▸ EXERCISE DETAILS
Looking at the records below, state how many lines include the string "name" and add nothing further.

▸ EXCERPTED DATA

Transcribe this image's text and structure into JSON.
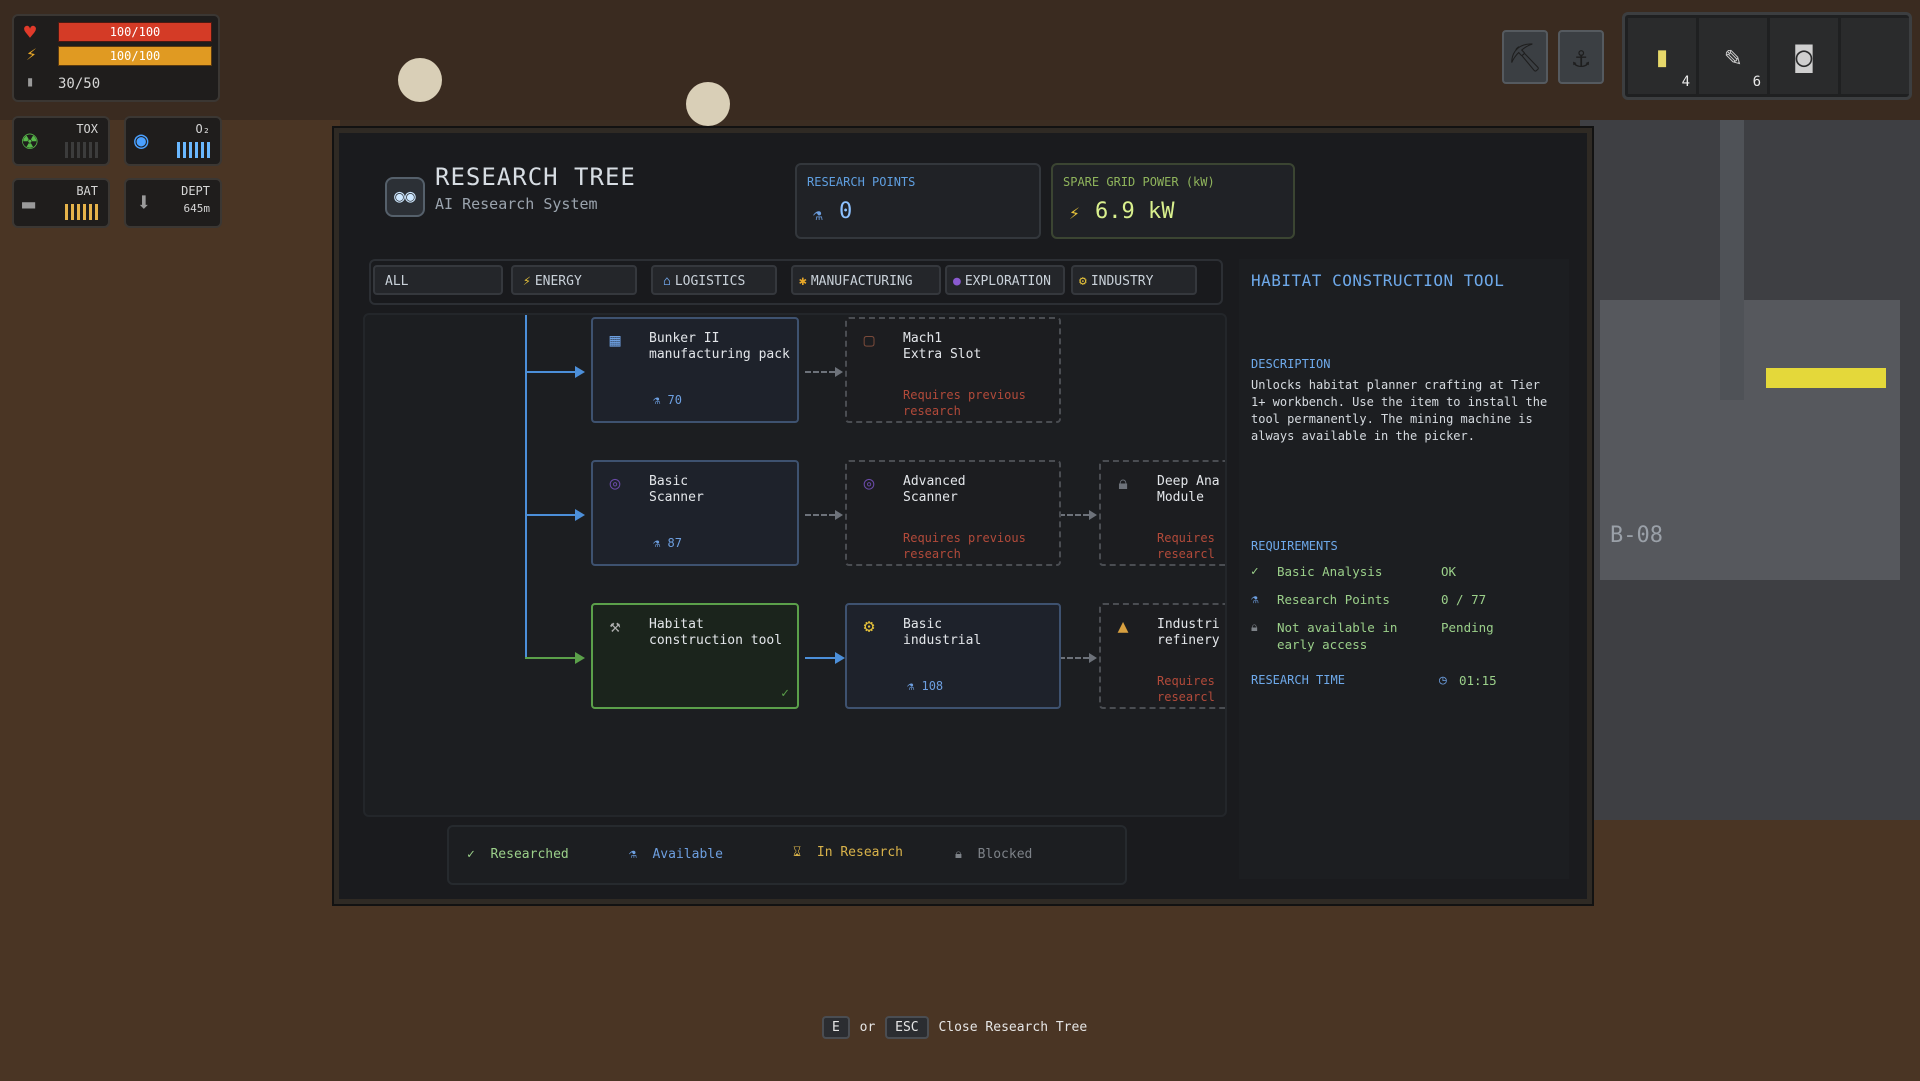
{
  "hud": {
    "health": "100/100",
    "energy": "100/100",
    "ammo": "30/50",
    "tox_label": "TOX",
    "o2_label": "O₂",
    "bat_label": "BAT",
    "depth_label": "DEPT",
    "depth_value": "645m"
  },
  "hotbar": [
    {
      "icon": "fuel-canister-icon",
      "count": "4"
    },
    {
      "icon": "syringe-icon",
      "count": "6"
    },
    {
      "icon": "bucket-icon",
      "count": ""
    },
    {
      "icon": "empty-slot",
      "count": ""
    }
  ],
  "world": {
    "sign": "B-08"
  },
  "research": {
    "title": "RESEARCH TREE",
    "subtitle": "AI Research System",
    "points_label": "RESEARCH POINTS",
    "points_value": "0",
    "power_label": "SPARE GRID POWER (kW)",
    "power_value": "6.9 kW",
    "tabs": [
      "ALL",
      "ENERGY",
      "LOGISTICS",
      "MANUFACTURING",
      "EXPLORATION",
      "INDUSTRY"
    ],
    "nodes": {
      "bunker": {
        "name": "Bunker II\nmanufacturing pack",
        "cost": "70"
      },
      "mach1": {
        "name": "Mach1\nExtra Slot",
        "req": "Requires previous research"
      },
      "basic_scanner": {
        "name": "Basic\nScanner",
        "cost": "87"
      },
      "adv_scanner": {
        "name": "Advanced\nScanner",
        "req": "Requires previous research"
      },
      "deep_analysis": {
        "name": "Deep Ana\nModule",
        "req": "Requires\nresearcl"
      },
      "habitat": {
        "name": "Habitat\nconstruction tool"
      },
      "basic_industrial": {
        "name": "Basic\nindustrial",
        "cost": "108"
      },
      "industrial_refinery": {
        "name": "Industri\nrefinery",
        "req": "Requires\nresearcl"
      }
    },
    "legend": {
      "researched": "Researched",
      "available": "Available",
      "in_research": "In Research",
      "blocked": "Blocked"
    },
    "detail": {
      "title": "HABITAT CONSTRUCTION TOOL",
      "description_label": "DESCRIPTION",
      "description": "Unlocks habitat planner crafting at Tier 1+ workbench. Use the item to install the tool permanently. The mining machine is always available in the picker.",
      "requirements_label": "REQUIREMENTS",
      "requirements": [
        {
          "name": "Basic Analysis",
          "status": "OK"
        },
        {
          "name": "Research Points",
          "status": "0 / 77"
        },
        {
          "name": "Not available in early access",
          "status": "Pending"
        }
      ],
      "time_label": "RESEARCH TIME",
      "time_value": "01:15"
    }
  },
  "footer": {
    "key1": "E",
    "or": "or",
    "key2": "ESC",
    "action": "Close Research Tree"
  }
}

▸ TASK RESULT
11